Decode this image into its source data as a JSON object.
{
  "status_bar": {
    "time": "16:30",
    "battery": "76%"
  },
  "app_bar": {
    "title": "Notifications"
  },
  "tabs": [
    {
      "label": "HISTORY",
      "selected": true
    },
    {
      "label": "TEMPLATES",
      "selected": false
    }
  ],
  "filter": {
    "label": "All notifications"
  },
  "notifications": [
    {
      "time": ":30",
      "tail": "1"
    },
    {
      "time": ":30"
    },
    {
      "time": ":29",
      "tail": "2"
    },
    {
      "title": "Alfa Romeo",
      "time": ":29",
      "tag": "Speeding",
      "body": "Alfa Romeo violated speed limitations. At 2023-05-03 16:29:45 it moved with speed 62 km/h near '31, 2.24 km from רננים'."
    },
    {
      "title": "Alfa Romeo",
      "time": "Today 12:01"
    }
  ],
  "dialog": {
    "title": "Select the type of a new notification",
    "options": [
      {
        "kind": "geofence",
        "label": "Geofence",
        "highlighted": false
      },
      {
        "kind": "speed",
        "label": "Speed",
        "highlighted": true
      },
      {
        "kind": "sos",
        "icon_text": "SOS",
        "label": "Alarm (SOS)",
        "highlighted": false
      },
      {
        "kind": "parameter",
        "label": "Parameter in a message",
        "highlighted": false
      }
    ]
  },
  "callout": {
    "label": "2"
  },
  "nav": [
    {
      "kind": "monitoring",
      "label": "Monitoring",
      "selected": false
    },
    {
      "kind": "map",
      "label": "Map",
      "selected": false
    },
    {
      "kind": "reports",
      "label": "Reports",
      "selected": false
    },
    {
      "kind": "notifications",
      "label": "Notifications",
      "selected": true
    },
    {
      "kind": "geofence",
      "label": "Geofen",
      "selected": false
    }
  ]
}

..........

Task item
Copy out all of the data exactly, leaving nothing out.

Answer section
Decode this image into its source data as a JSON object.
{
  "status_bar": {
    "time": "16:30",
    "battery": "76%"
  },
  "app_bar": {
    "title": "Notifications"
  },
  "tabs": [
    {
      "label": "HISTORY",
      "selected": true
    },
    {
      "label": "TEMPLATES",
      "selected": false
    }
  ],
  "filter": {
    "label": "All notifications"
  },
  "notifications": [
    {
      "time": ":30",
      "tail": "1"
    },
    {
      "time": ":30"
    },
    {
      "time": ":29",
      "tail": "2"
    },
    {
      "title": "Alfa Romeo",
      "time": ":29",
      "tag": "Speeding",
      "body": "Alfa Romeo violated speed limitations. At 2023-05-03 16:29:45 it moved with speed 62 km/h near '31, 2.24 km from רננים'."
    },
    {
      "title": "Alfa Romeo",
      "time": "Today 12:01"
    }
  ],
  "dialog": {
    "title": "Select the type of a new notification",
    "options": [
      {
        "kind": "geofence",
        "label": "Geofence",
        "highlighted": false
      },
      {
        "kind": "speed",
        "label": "Speed",
        "highlighted": true
      },
      {
        "kind": "sos",
        "icon_text": "SOS",
        "label": "Alarm (SOS)",
        "highlighted": false
      },
      {
        "kind": "parameter",
        "label": "Parameter in a message",
        "highlighted": false
      }
    ]
  },
  "callout": {
    "label": "2"
  },
  "nav": [
    {
      "kind": "monitoring",
      "label": "Monitoring",
      "selected": false
    },
    {
      "kind": "map",
      "label": "Map",
      "selected": false
    },
    {
      "kind": "reports",
      "label": "Reports",
      "selected": false
    },
    {
      "kind": "notifications",
      "label": "Notifications",
      "selected": true
    },
    {
      "kind": "geofence",
      "label": "Geofen",
      "selected": false
    }
  ]
}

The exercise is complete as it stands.